DIRECTIONS: The data beneath this task is to be duplicated exactly, in its entirety.

(Recorded data)
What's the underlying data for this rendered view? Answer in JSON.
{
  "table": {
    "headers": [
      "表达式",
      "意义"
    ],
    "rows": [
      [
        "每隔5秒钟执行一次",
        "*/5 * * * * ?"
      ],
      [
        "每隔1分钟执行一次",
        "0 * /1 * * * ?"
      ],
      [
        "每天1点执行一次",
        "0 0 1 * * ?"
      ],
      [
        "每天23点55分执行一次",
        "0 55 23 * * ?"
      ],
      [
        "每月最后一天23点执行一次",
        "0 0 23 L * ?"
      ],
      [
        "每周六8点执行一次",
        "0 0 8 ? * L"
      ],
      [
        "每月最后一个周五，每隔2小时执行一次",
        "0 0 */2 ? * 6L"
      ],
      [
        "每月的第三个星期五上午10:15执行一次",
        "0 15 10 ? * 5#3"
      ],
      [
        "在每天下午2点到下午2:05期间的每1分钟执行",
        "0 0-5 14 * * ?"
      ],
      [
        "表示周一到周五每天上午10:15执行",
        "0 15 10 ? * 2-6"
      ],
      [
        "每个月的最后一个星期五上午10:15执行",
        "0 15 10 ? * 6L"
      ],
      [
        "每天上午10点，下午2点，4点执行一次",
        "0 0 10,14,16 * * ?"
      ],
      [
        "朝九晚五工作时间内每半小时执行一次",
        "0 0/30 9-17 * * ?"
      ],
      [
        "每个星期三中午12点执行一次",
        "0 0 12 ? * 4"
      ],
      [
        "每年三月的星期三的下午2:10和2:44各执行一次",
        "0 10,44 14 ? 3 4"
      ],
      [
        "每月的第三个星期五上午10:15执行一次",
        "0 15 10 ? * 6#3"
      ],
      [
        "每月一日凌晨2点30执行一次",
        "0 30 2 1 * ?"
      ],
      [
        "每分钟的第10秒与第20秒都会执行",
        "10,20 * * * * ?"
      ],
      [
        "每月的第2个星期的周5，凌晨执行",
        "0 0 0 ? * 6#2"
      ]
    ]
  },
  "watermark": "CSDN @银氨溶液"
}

RESPONSE TO THE TASK:
What's the underlying data for this rendered view? Answer in JSON.
{
  "table": {
    "headers": [
      "表达式",
      "意义"
    ],
    "rows": [
      [
        "每隔5秒钟执行一次",
        "*/5 * * * * ?"
      ],
      [
        "每隔1分钟执行一次",
        "0 * /1 * * * ?"
      ],
      [
        "每天1点执行一次",
        "0 0 1 * * ?"
      ],
      [
        "每天23点55分执行一次",
        "0 55 23 * * ?"
      ],
      [
        "每月最后一天23点执行一次",
        "0 0 23 L * ?"
      ],
      [
        "每周六8点执行一次",
        "0 0 8 ? * L"
      ],
      [
        "每月最后一个周五，每隔2小时执行一次",
        "0 0 */2 ? * 6L"
      ],
      [
        "每月的第三个星期五上午10:15执行一次",
        "0 15 10 ? * 5#3"
      ],
      [
        "在每天下午2点到下午2:05期间的每1分钟执行",
        "0 0-5 14 * * ?"
      ],
      [
        "表示周一到周五每天上午10:15执行",
        "0 15 10 ? * 2-6"
      ],
      [
        "每个月的最后一个星期五上午10:15执行",
        "0 15 10 ? * 6L"
      ],
      [
        "每天上午10点，下午2点，4点执行一次",
        "0 0 10,14,16 * * ?"
      ],
      [
        "朝九晚五工作时间内每半小时执行一次",
        "0 0/30 9-17 * * ?"
      ],
      [
        "每个星期三中午12点执行一次",
        "0 0 12 ? * 4"
      ],
      [
        "每年三月的星期三的下午2:10和2:44各执行一次",
        "0 10,44 14 ? 3 4"
      ],
      [
        "每月的第三个星期五上午10:15执行一次",
        "0 15 10 ? * 6#3"
      ],
      [
        "每月一日凌晨2点30执行一次",
        "0 30 2 1 * ?"
      ],
      [
        "每分钟的第10秒与第20秒都会执行",
        "10,20 * * * * ?"
      ],
      [
        "每月的第2个星期的周5，凌晨执行",
        "0 0 0 ? * 6#2"
      ]
    ]
  },
  "watermark": "CSDN @银氨溶液"
}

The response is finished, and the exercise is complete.